## AIM OF THE EXERCISE
Each line containing the word "post" must be copied from the material below.

## RECORDS

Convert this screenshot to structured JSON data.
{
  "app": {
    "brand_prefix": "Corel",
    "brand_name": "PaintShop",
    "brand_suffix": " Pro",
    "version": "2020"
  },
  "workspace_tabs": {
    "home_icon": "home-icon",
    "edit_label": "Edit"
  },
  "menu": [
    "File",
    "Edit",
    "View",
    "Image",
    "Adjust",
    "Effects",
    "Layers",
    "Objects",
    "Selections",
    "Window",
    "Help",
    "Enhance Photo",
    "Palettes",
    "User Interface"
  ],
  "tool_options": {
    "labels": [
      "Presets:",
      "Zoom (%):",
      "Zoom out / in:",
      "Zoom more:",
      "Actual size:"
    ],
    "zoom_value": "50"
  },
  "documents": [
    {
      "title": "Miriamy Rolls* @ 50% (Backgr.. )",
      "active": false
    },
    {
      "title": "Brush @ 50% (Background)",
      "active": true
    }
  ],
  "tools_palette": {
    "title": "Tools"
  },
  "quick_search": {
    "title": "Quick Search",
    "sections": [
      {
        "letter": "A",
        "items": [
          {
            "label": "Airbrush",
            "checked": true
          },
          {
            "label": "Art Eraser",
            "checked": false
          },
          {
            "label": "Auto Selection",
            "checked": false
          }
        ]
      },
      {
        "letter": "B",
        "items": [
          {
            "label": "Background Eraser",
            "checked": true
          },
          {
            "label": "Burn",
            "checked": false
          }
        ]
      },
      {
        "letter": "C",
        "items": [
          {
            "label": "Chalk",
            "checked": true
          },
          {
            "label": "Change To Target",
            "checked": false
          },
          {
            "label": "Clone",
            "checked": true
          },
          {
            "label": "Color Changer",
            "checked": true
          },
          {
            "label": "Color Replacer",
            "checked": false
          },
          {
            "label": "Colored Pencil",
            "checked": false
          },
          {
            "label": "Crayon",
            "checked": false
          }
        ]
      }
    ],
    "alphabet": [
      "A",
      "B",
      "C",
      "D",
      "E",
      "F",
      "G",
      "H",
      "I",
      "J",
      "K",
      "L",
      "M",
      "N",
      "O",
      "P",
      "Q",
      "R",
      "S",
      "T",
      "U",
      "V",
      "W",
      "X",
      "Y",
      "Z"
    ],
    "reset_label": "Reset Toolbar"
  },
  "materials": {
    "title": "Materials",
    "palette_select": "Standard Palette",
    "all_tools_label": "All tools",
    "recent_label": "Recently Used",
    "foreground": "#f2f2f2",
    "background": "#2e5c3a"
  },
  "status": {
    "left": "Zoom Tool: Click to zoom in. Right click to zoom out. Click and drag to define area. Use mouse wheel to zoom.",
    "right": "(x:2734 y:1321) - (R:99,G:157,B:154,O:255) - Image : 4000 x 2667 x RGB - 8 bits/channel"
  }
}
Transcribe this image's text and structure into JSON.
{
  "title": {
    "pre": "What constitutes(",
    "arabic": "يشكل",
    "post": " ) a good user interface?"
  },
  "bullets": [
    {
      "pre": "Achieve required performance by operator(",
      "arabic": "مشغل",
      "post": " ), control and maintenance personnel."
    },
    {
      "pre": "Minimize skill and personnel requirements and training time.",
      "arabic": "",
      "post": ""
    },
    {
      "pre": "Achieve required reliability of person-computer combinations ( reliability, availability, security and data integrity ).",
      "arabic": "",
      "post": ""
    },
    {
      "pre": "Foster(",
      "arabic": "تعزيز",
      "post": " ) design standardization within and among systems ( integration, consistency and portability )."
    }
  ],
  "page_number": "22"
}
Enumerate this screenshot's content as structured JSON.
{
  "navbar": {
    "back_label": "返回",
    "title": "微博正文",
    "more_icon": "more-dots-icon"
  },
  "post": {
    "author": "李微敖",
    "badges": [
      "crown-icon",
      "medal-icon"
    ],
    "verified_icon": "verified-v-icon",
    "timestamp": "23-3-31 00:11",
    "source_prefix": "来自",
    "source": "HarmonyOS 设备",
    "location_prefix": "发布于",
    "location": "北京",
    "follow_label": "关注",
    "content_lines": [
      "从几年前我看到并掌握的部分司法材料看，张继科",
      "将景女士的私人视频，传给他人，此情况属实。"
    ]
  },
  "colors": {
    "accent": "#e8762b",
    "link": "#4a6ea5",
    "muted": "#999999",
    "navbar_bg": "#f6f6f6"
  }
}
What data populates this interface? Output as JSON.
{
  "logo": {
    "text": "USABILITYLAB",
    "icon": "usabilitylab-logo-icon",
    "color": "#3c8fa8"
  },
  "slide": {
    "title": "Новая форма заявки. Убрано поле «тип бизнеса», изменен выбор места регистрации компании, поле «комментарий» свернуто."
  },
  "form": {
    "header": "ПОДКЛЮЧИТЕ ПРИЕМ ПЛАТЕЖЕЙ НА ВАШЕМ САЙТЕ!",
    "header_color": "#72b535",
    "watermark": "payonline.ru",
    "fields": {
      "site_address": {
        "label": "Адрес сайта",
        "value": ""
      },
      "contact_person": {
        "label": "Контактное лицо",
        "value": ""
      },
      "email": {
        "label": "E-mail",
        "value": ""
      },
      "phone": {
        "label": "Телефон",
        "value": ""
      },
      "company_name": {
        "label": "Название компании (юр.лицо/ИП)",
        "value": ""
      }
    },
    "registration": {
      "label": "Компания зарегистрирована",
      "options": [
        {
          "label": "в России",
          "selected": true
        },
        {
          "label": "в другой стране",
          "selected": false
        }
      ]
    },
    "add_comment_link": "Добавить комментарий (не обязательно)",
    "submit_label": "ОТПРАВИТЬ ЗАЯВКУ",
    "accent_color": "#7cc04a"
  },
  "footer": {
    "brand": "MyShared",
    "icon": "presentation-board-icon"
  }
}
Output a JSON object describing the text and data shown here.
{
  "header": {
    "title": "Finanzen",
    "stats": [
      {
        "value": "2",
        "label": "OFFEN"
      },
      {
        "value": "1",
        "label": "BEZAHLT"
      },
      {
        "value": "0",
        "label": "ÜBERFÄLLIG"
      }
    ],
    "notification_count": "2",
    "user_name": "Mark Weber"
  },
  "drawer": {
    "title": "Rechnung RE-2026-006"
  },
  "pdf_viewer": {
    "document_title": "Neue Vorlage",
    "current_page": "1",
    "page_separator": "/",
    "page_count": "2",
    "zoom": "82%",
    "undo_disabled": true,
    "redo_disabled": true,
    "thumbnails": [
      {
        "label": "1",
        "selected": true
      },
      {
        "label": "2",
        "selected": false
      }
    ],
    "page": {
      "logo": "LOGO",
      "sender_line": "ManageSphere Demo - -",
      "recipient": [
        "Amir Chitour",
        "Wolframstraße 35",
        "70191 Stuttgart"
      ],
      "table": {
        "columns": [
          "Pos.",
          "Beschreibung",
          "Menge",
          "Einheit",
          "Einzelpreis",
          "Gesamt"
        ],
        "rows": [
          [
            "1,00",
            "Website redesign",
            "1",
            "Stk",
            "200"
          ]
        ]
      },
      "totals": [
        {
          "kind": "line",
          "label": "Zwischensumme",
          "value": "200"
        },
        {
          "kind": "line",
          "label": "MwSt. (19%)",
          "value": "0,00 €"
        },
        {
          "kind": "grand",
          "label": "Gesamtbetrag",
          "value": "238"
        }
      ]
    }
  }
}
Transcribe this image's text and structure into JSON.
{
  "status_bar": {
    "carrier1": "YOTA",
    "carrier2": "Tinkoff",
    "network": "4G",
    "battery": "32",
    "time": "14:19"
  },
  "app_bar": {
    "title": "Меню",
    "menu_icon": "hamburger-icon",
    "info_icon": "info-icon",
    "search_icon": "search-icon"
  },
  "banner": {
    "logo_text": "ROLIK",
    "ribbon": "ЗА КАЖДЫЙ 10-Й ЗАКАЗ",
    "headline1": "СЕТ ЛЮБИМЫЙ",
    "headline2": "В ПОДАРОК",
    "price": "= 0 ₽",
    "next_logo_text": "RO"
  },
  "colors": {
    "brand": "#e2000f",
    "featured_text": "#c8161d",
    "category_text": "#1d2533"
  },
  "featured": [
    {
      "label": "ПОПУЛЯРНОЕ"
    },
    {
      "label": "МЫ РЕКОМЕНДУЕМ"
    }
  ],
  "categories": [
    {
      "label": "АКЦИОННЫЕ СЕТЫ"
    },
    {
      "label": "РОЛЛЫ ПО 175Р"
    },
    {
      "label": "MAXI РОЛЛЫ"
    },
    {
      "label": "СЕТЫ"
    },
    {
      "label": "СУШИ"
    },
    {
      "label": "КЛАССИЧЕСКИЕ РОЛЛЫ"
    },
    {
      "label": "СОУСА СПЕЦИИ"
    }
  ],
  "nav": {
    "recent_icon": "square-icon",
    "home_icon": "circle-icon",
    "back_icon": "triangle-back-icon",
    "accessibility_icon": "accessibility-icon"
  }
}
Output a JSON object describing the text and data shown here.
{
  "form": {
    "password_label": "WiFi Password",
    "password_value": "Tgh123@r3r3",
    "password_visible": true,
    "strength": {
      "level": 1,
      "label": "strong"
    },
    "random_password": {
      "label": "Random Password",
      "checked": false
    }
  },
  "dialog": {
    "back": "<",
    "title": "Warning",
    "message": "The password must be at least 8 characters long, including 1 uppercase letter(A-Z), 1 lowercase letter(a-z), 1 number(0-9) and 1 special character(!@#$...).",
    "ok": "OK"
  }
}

## COMPLETED TASK
    "post": " ) a good user interface?"
      "post": " ), control and maintenance personnel."
      "post": ""
      "post": ""
      "post": " ) design standardization within and among systems ( integration, consistency and portability )."
  "post": {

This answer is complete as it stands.